On XP the preferences dialogs are very similar as you expect for printers from the same family. On Vista they’ve got nothing in common, for example the Nozzle check and cleaning are on a tab named “Maintenance” on the 895 and “Utilities” on the 1270. The 895 sets its paper sizes on the front page, including “User defined” which I need to print Panoramas on roll paper. There’s no user defined paper size in the 1270 driver ! This caused a moment of Panic, but I soon realized that I had to set-up forms for my panoramas. However, you can’t create forms in an application’s print dialog: you have to go to the Printers folder in Control Panel and either from the right-click menu, or the file menu, choose “Run as Administrator” / Server Properties. It’s clunky but not a big deal here, because the only person in the house who prints on different sizes of paper is also the only one with admin privilege (me). But if my kids want to stitch and print their own panoramas they’ll have to get me to set the paper up each time. Still, forms allow me to use a whole 10M roll for one print if I’m so minded – which the 895’s driver won’t.

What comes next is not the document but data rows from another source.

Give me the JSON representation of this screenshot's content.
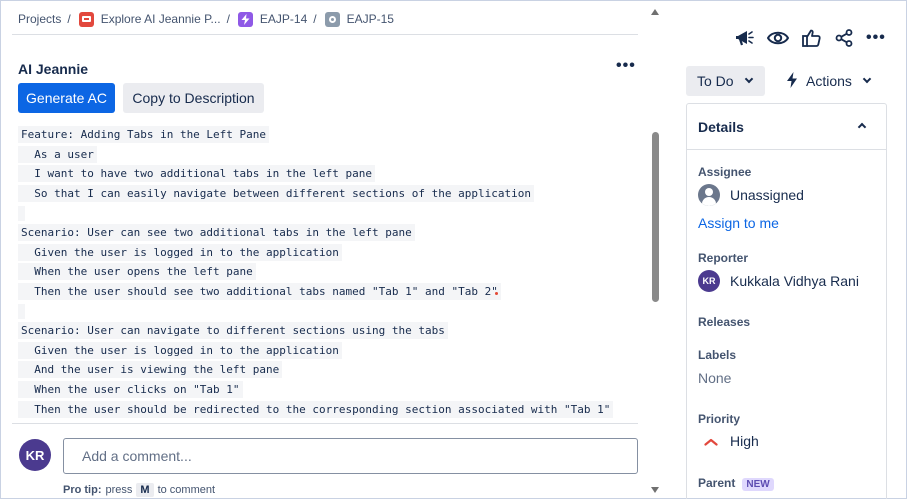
{
  "breadcrumb": {
    "items": [
      {
        "label": "Projects",
        "icon": null
      },
      {
        "label": "Explore AI Jeannie P...",
        "icon": "project-icon"
      },
      {
        "label": "EAJP-14",
        "icon": "epic-lightning-icon"
      },
      {
        "label": "EAJP-15",
        "icon": "subtask-icon"
      }
    ],
    "separator": "/"
  },
  "panel": {
    "title": "AI Jeannie",
    "more": "•••",
    "generate_label": "Generate AC",
    "copy_label": "Copy to Description",
    "lines": [
      "Feature: Adding Tabs in the Left Pane",
      "  As a user",
      "  I want to have two additional tabs in the left pane",
      "  So that I can easily navigate between different sections of the application",
      "",
      "Scenario: User can see two additional tabs in the left pane",
      "  Given the user is logged in to the application",
      "  When the user opens the left pane",
      "  Then the user should see two additional tabs named \"Tab 1\" and \"Tab 2\"",
      "",
      "Scenario: User can navigate to different sections using the tabs",
      "  Given the user is logged in to the application",
      "  And the user is viewing the left pane",
      "  When the user clicks on \"Tab 1\"",
      "  Then the user should be redirected to the corresponding section associated with \"Tab 1\""
    ]
  },
  "comment": {
    "avatar_initials": "KR",
    "placeholder": "Add a comment...",
    "pro_tip_label": "Pro tip:",
    "pro_tip_pre": "press",
    "pro_tip_key": "M",
    "pro_tip_post": "to comment"
  },
  "toolbar": {
    "icons": [
      "megaphone-icon",
      "eye-icon",
      "thumbs-up-icon",
      "share-icon"
    ],
    "more": "•••"
  },
  "status": {
    "label": "To Do"
  },
  "actions": {
    "label": "Actions"
  },
  "details": {
    "title": "Details",
    "assignee_label": "Assignee",
    "assignee_value": "Unassigned",
    "assign_link": "Assign to me",
    "reporter_label": "Reporter",
    "reporter_initials": "KR",
    "reporter_name": "Kukkala Vidhya Rani",
    "releases_label": "Releases",
    "labels_label": "Labels",
    "labels_value": "None",
    "priority_label": "Priority",
    "priority_value": "High",
    "parent_label": "Parent",
    "parent_badge": "NEW"
  },
  "colors": {
    "primary": "#0c66e4",
    "avatar": "#4b3a8f",
    "priority_high": "#e2483d",
    "new_badge_bg": "#dfd8fd"
  }
}
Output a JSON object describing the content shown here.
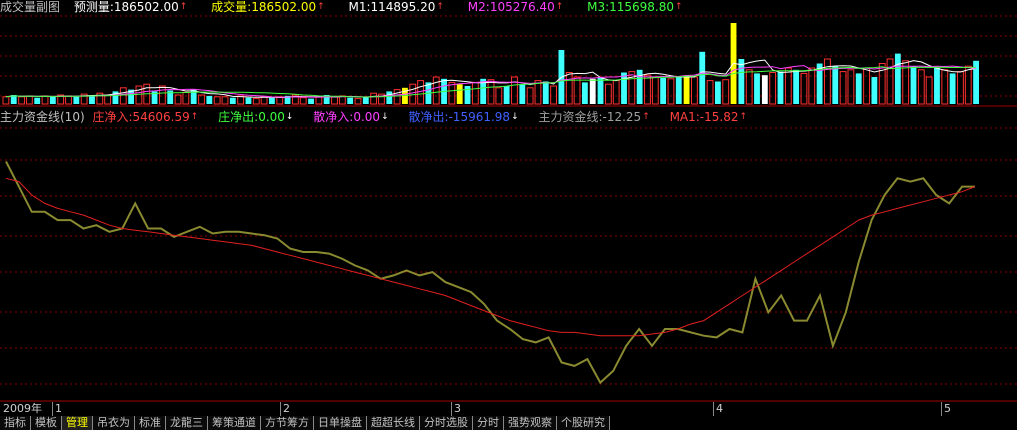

Now I suppose I should be pleased that the support for both Printers is in the OS, and realistically most people will have only one printer. It still bugs me that some printers don’t have custom paper sizes, and bugs me more that only admins can work round the fact.
This post originally appeared on my technet blog.